In 1999, the National Nuclear Security Administration (NNSA) signed a contract with a consortium, now called CB&I AREVA MOX Services, LLC to design, build, and operate a Mixed Oxide (MOX) Fuel Fabrication Facility. This facility will be a major component in the United States’ program to dispose of surplus weapon-grade plutonium.Rods

The facility will take surplus weapon-grade plutonium, remove impurities, and mix it with uranium oxide to form MOX fuel pellets for reactor fuel assemblies. These assemblies will be irradiated in commercial nuclear power reactors.

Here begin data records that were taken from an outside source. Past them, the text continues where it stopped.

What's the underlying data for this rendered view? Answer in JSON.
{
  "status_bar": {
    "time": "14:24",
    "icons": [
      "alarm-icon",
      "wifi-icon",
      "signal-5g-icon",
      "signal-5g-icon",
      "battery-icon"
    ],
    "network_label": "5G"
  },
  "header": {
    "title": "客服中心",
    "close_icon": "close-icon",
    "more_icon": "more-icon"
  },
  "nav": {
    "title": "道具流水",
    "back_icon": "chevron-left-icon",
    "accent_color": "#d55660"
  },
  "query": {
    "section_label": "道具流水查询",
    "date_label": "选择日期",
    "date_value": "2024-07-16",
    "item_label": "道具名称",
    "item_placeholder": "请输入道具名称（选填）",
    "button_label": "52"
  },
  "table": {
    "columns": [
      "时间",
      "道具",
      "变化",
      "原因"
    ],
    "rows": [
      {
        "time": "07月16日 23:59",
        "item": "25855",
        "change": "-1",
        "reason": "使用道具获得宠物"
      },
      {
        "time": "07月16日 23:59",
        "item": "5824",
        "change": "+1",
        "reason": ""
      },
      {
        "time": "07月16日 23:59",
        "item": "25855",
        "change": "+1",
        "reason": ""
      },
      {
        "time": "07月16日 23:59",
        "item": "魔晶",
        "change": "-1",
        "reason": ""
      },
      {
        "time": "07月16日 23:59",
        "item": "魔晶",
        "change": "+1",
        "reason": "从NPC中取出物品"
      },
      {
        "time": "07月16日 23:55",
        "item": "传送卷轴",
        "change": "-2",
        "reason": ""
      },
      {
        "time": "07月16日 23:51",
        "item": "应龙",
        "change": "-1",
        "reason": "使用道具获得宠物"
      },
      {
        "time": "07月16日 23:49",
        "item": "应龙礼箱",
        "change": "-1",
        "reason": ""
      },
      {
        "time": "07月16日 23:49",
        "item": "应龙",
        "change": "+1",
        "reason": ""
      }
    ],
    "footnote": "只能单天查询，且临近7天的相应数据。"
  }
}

The design of the facility is based on AREVA’s MELOX and La Hague MOX facilities in France. The French have used MOX technology for almost two decades and currently supply MOX fuel to over 30 reactors worldwide.

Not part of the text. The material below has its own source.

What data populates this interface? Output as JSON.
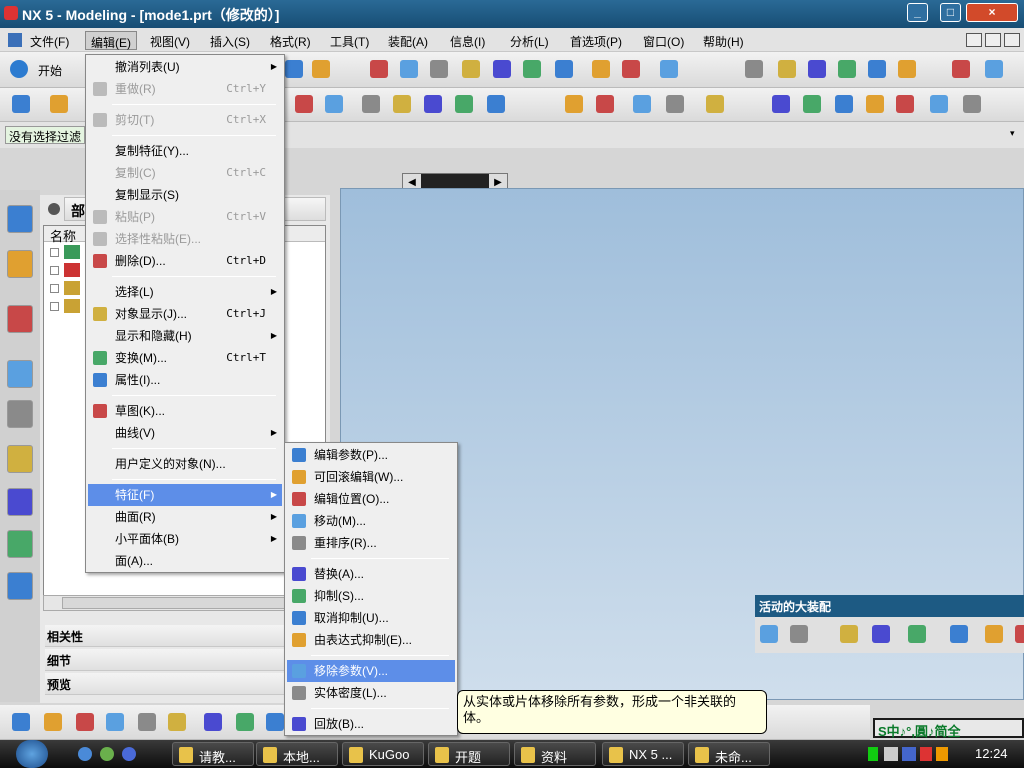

The facility will be built at the Savannah River Site (SRS) near Aiken, South Carolina. It will be located in F Area in the center of the 310 mi2 NNSA reservation.

MOX Fuel Fabrication Facility

The facility consists of two major sections. The weapon-grade material is cleaned and purified in the seven-level aqueous polishing portion of the building. The MOX area consists of three levels. This is where the fabrication of the fuel takes place, from formation of the pellets to assembly of the MOX fuel rods.

MFFF RenderingPreliminary numbers for construction of the 600,000 ft2 facility (including support facilities) indicate the use of over 170,000 yd3 of concrete, 35,000 tons of reinforcing steel, 23,000 instruments, 1000 tons of Heating Vents and Air conditioning 500,000 linear feet of conduit, 47,000 linear feet of cable tray, 3,000,000 linear feet of power and control cable, and 80 miles of piping.

The Nuclear Regulatory Commission (NRC) will license and oversee the facility. The French design is being “Americanized” to ensure that the facility meets all federal safety and security requirements.  It will also be a hardened facility, similar to a nuclear reactor. Security will be equal to the security measures currently in place at SRS. A Perimeter Intrusion Detection and Assessment System will encircle the facility for additional protection.

When operational, the facility will be capable of turning 3.5 metric tons of weapon-grade plutonium into MOX fuel assemblies annually. The facility will be licensed for 20 years, with operations expected to continue into the 2030s.